Today all but very junky scopes have decent coatings on all lens surfaces. Each air-glass surface without coatings will reflect about 4% of the light. Modern scopes can get the total loss down to below 10% light loss. When you look at the lens of a scope with illumination from behind your head the less reflection you see the better. Ideally you would see no reflection.
It's difficult to make coatings which stop reflections over all visible wavelengths. Dropping reflections from 10% total to 5% total is not nearly as important as dropping them from 20% to 10%. Don't expect any leaps in performance in optical scopes. The better brands are close to theoretical performance already.
The whole point is don't knock yourself out trying to find something which doesn't exist. If you need a scope which will allow good resolution beyond civil twilight (sun more than 6 degrees below the horizon) the practical choices are spotlights, IR illuminated image converters, image intensifiers, and perhaps thermal scopes. Any of those may be regulated by hunting laws, including hunting at all after sunset.
For more information on optical design and how it relates to the human eye I recommend this old (1962) military manual:
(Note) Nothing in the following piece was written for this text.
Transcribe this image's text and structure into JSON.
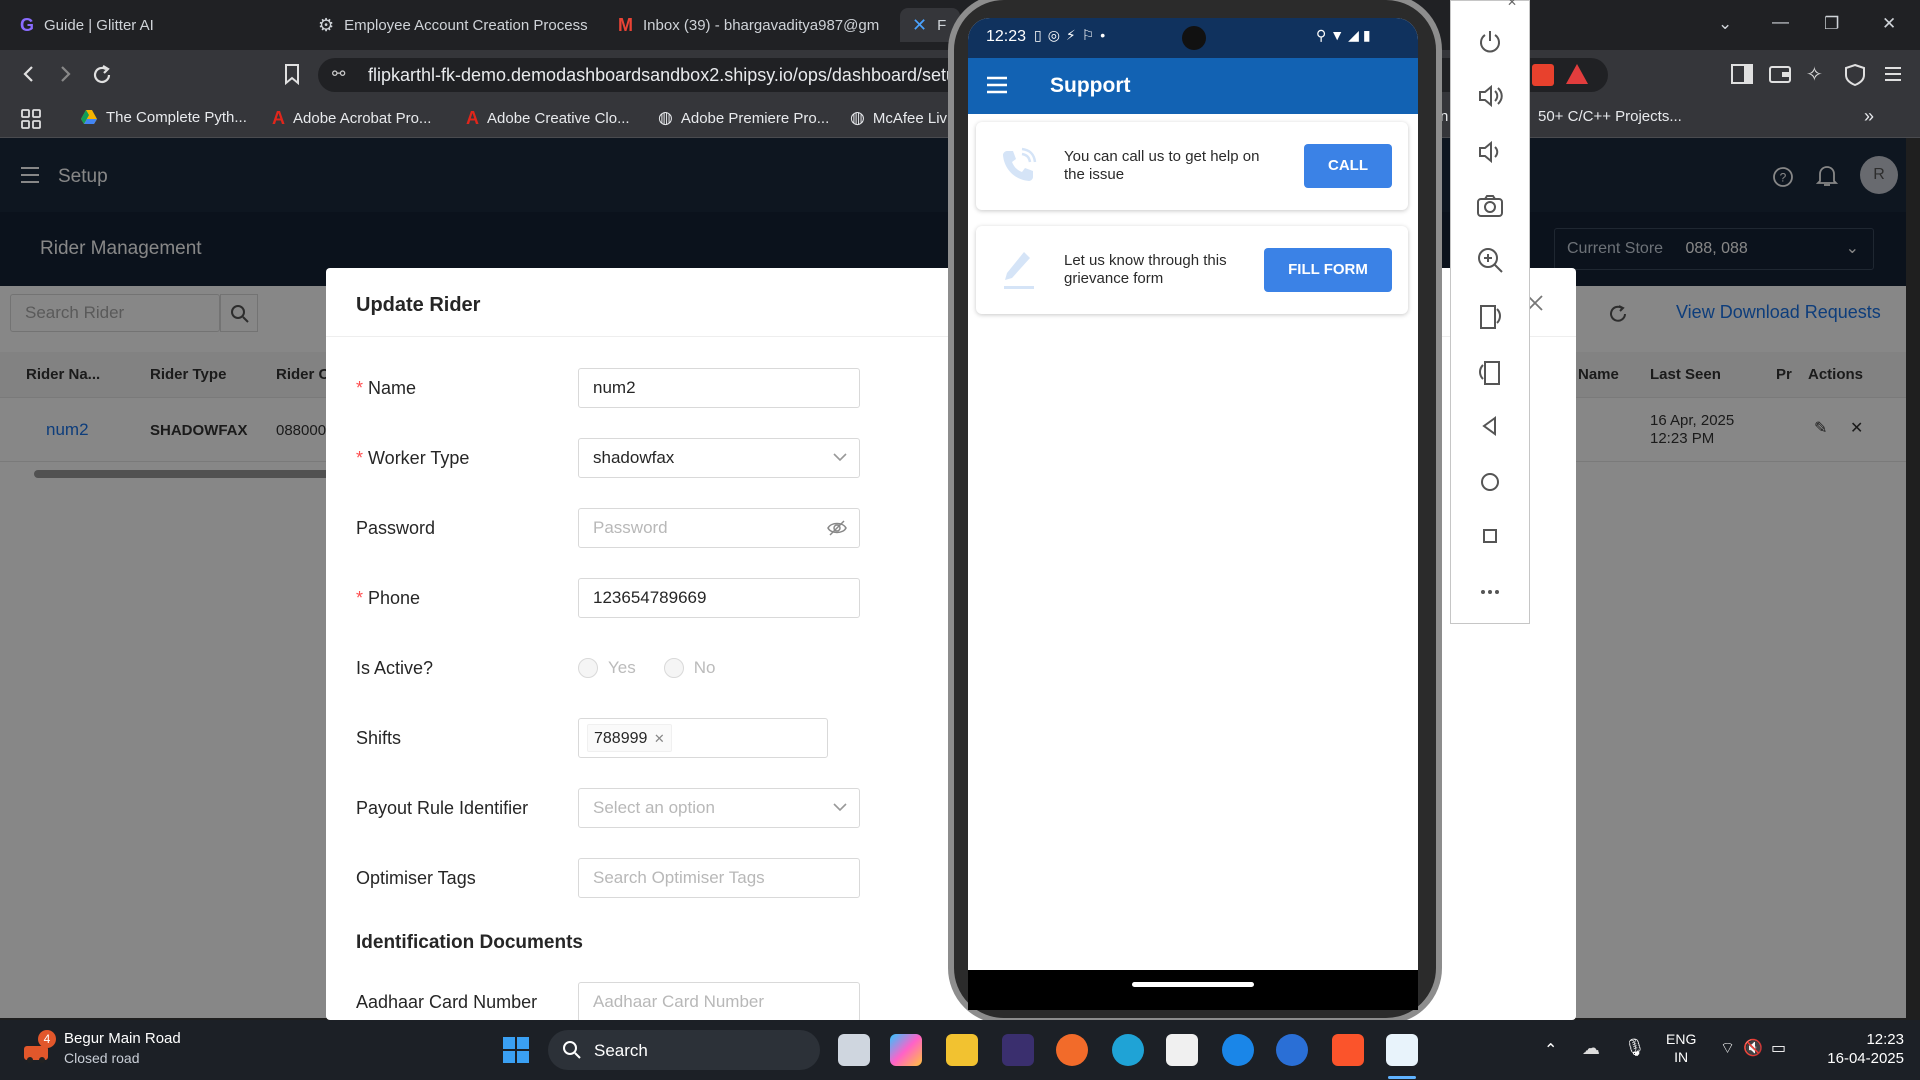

opti 502 syllabus
It's big but it's free to download. The manual is in .pdf format.